Way back in 2000, Restaurant Hospitality named Smokey Bones Barbeque & Sports Bar a Concept of Tomorrow. Our assessment: Darden’s new BBQ chain had the potential to be the Next Big Thing. Thirteen years later and five years after being cut from the Darden team, Smokey Bones stands at 66 units. Last year, current owner Sun Capital Partners brought in Chris Artinian, until recently c.e.o. at Morton’s The Steakhouse, to turn around the brand, now known as Smokey Bones Bar & Fire Grill. We recently asked him about his rise to the top and how he plans to spark new growth.
Your first job at Morton’s was stocking the pantry, and you wound up in the executive suite, in charge of a national chain. How did you do it?
I was with Morton’s for 17 years, and 15 years after joining I was named c.e.o. I have always been very passionate about the restaurant business. When I left school I went into the insurance business, and I did well, but I didn’t enjoy it. I had a relationship with someone at Morton’s, and they gave me the opportunity to start at the bottom, work my way up and learn the business. I went from pantry cook to line cook, then server, captain, manager, regional manager, vice president, then made a quantum leap to the c.e.o. of the group. It was a very exciting time, and there’s no question it was hard work, but I had great people mentor me throughout the process and my timing was good. When I started at Morton’s the company had 18 restaurants; at the end we had 78.
What lessons/practices from Morton’s, if any, are you applying at Smokey Bones?
When you have people paying $113 per head compared to an $18 per head concept, a lot of people wonder what applications they can share. But service in general, excellence and the desire to be the best in class are not limited to fine dining. Whether you’re running an ice cream store, a car repair shop or a Smokey Bones, it’s all about hospitality.

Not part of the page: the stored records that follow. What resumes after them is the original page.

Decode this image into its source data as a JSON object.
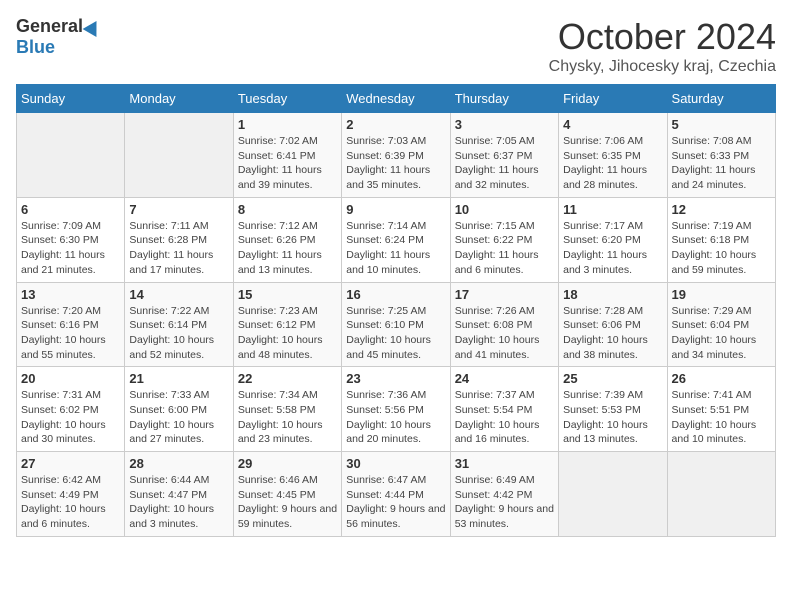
{
  "logo": {
    "general": "General",
    "blue": "Blue"
  },
  "title": "October 2024",
  "location": "Chysky, Jihocesky kraj, Czechia",
  "days_of_week": [
    "Sunday",
    "Monday",
    "Tuesday",
    "Wednesday",
    "Thursday",
    "Friday",
    "Saturday"
  ],
  "weeks": [
    [
      {
        "day": "",
        "info": ""
      },
      {
        "day": "",
        "info": ""
      },
      {
        "day": "1",
        "info": "Sunrise: 7:02 AM\nSunset: 6:41 PM\nDaylight: 11 hours and 39 minutes."
      },
      {
        "day": "2",
        "info": "Sunrise: 7:03 AM\nSunset: 6:39 PM\nDaylight: 11 hours and 35 minutes."
      },
      {
        "day": "3",
        "info": "Sunrise: 7:05 AM\nSunset: 6:37 PM\nDaylight: 11 hours and 32 minutes."
      },
      {
        "day": "4",
        "info": "Sunrise: 7:06 AM\nSunset: 6:35 PM\nDaylight: 11 hours and 28 minutes."
      },
      {
        "day": "5",
        "info": "Sunrise: 7:08 AM\nSunset: 6:33 PM\nDaylight: 11 hours and 24 minutes."
      }
    ],
    [
      {
        "day": "6",
        "info": "Sunrise: 7:09 AM\nSunset: 6:30 PM\nDaylight: 11 hours and 21 minutes."
      },
      {
        "day": "7",
        "info": "Sunrise: 7:11 AM\nSunset: 6:28 PM\nDaylight: 11 hours and 17 minutes."
      },
      {
        "day": "8",
        "info": "Sunrise: 7:12 AM\nSunset: 6:26 PM\nDaylight: 11 hours and 13 minutes."
      },
      {
        "day": "9",
        "info": "Sunrise: 7:14 AM\nSunset: 6:24 PM\nDaylight: 11 hours and 10 minutes."
      },
      {
        "day": "10",
        "info": "Sunrise: 7:15 AM\nSunset: 6:22 PM\nDaylight: 11 hours and 6 minutes."
      },
      {
        "day": "11",
        "info": "Sunrise: 7:17 AM\nSunset: 6:20 PM\nDaylight: 11 hours and 3 minutes."
      },
      {
        "day": "12",
        "info": "Sunrise: 7:19 AM\nSunset: 6:18 PM\nDaylight: 10 hours and 59 minutes."
      }
    ],
    [
      {
        "day": "13",
        "info": "Sunrise: 7:20 AM\nSunset: 6:16 PM\nDaylight: 10 hours and 55 minutes."
      },
      {
        "day": "14",
        "info": "Sunrise: 7:22 AM\nSunset: 6:14 PM\nDaylight: 10 hours and 52 minutes."
      },
      {
        "day": "15",
        "info": "Sunrise: 7:23 AM\nSunset: 6:12 PM\nDaylight: 10 hours and 48 minutes."
      },
      {
        "day": "16",
        "info": "Sunrise: 7:25 AM\nSunset: 6:10 PM\nDaylight: 10 hours and 45 minutes."
      },
      {
        "day": "17",
        "info": "Sunrise: 7:26 AM\nSunset: 6:08 PM\nDaylight: 10 hours and 41 minutes."
      },
      {
        "day": "18",
        "info": "Sunrise: 7:28 AM\nSunset: 6:06 PM\nDaylight: 10 hours and 38 minutes."
      },
      {
        "day": "19",
        "info": "Sunrise: 7:29 AM\nSunset: 6:04 PM\nDaylight: 10 hours and 34 minutes."
      }
    ],
    [
      {
        "day": "20",
        "info": "Sunrise: 7:31 AM\nSunset: 6:02 PM\nDaylight: 10 hours and 30 minutes."
      },
      {
        "day": "21",
        "info": "Sunrise: 7:33 AM\nSunset: 6:00 PM\nDaylight: 10 hours and 27 minutes."
      },
      {
        "day": "22",
        "info": "Sunrise: 7:34 AM\nSunset: 5:58 PM\nDaylight: 10 hours and 23 minutes."
      },
      {
        "day": "23",
        "info": "Sunrise: 7:36 AM\nSunset: 5:56 PM\nDaylight: 10 hours and 20 minutes."
      },
      {
        "day": "24",
        "info": "Sunrise: 7:37 AM\nSunset: 5:54 PM\nDaylight: 10 hours and 16 minutes."
      },
      {
        "day": "25",
        "info": "Sunrise: 7:39 AM\nSunset: 5:53 PM\nDaylight: 10 hours and 13 minutes."
      },
      {
        "day": "26",
        "info": "Sunrise: 7:41 AM\nSunset: 5:51 PM\nDaylight: 10 hours and 10 minutes."
      }
    ],
    [
      {
        "day": "27",
        "info": "Sunrise: 6:42 AM\nSunset: 4:49 PM\nDaylight: 10 hours and 6 minutes."
      },
      {
        "day": "28",
        "info": "Sunrise: 6:44 AM\nSunset: 4:47 PM\nDaylight: 10 hours and 3 minutes."
      },
      {
        "day": "29",
        "info": "Sunrise: 6:46 AM\nSunset: 4:45 PM\nDaylight: 9 hours and 59 minutes."
      },
      {
        "day": "30",
        "info": "Sunrise: 6:47 AM\nSunset: 4:44 PM\nDaylight: 9 hours and 56 minutes."
      },
      {
        "day": "31",
        "info": "Sunrise: 6:49 AM\nSunset: 4:42 PM\nDaylight: 9 hours and 53 minutes."
      },
      {
        "day": "",
        "info": ""
      },
      {
        "day": "",
        "info": ""
      }
    ]
  ]
}
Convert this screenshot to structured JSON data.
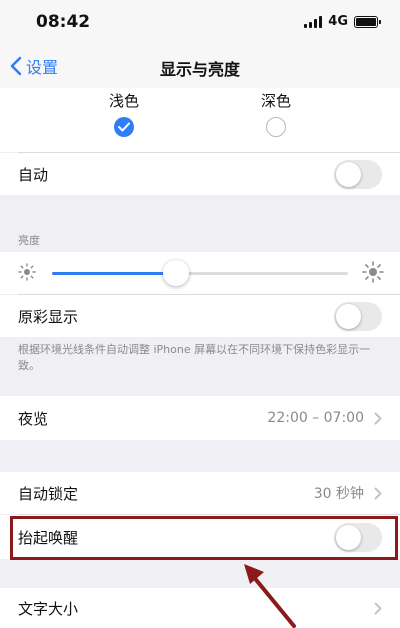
{
  "status": {
    "time": "08:42",
    "network": "4G"
  },
  "nav": {
    "back_label": "设置",
    "title": "显示与亮度"
  },
  "appearance": {
    "light_label": "浅色",
    "dark_label": "深色",
    "selected": "light"
  },
  "auto": {
    "label": "自动",
    "on": false
  },
  "brightness": {
    "header": "亮度",
    "level": 0.42
  },
  "true_tone": {
    "label": "原彩显示",
    "on": false,
    "footnote": "根据环境光线条件自动调整 iPhone 屏幕以在不同环境下保持色彩显示一致。"
  },
  "night_shift": {
    "label": "夜览",
    "value": "22:00 – 07:00"
  },
  "auto_lock": {
    "label": "自动锁定",
    "value": "30 秒钟"
  },
  "raise_to_wake": {
    "label": "抬起唤醒",
    "on": false
  },
  "text_size": {
    "label": "文字大小"
  },
  "colors": {
    "accent": "#2f7ef6",
    "highlight": "#8b1a1a",
    "background": "#efeff4"
  }
}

We want to drive the culture and create a great working environment and fun atmosphere for our guests.
We want to make sure the food is a standout. We went through every menu item to see where we could improve and become the best in class in food and value. We made sure our burgers were the best, and we rolled out a new smoked brisket and macaroni and cheese and some exciting limited-time offers, such as smoked prime rib. We used our smokers to create great products that are incredibly well-received. We have started serving signature dishes that are not just barbecue, including pastas and infused burgers. And our new beverage program includes a great selection of beers as well as wine and spirits. We are bringing out great new margaritas and events to introduce them.
We are making sure we execute, at a very high level, the brand promise: great food and service in a fun atmosphere. When Roger Drake joined us in November as senior v.p. of marketing, he brought the ability to leverage public relations and social events in a way to keep the concept edgy and fun. We constantly have something to talk about.
How do you bring “fun” to the dining experience?
Through our “boneisms,” which are plays on words, through a great-looking staff, all wearing jeans and a tee shirt, suggesting that this is a place where it’s relaxed. We have HD TVs in all of our restaurants, so you can watch sports. At night we schedule a lot of events and offer games such as cornhole and karaoke. The music is upbeat, and as the hour gets later the volume goes up. The overall atmosphere is lively and fun, and it appeals to all ages. Our bread and butter is the dinner hour, when we see lots of families with children, but we will see every age demographic in our restaurant on any given day, which is cool.
What’s your game plan to jump-start growth of Smokey Bones?
We have 66 today, and I think we could do 666 throughout the country. We are actively looking for new sites, and we expect to open at least two new locations by the end of 2013. We think success will continue to breed more growth and faster growth. We hope to open two to four new units this year, and six to eight in the following years. We’ll accelerate that if the economy supports expansion.
We have a strong base in Central and South Florida. We are in 17 states, all east of the Mississippi. We feel we can expand more in Atlanta, near Washington, DC, Virginia, Maryland, Boston and outside New York City. These are the easiest places to start, since we already have a presence and infrastructure in those markets.
We need to be disciplined about the brand. Everyone is excited, our guest satisfaction scores have really jumped over the last six months and we are happy. But the economy is unpredictable.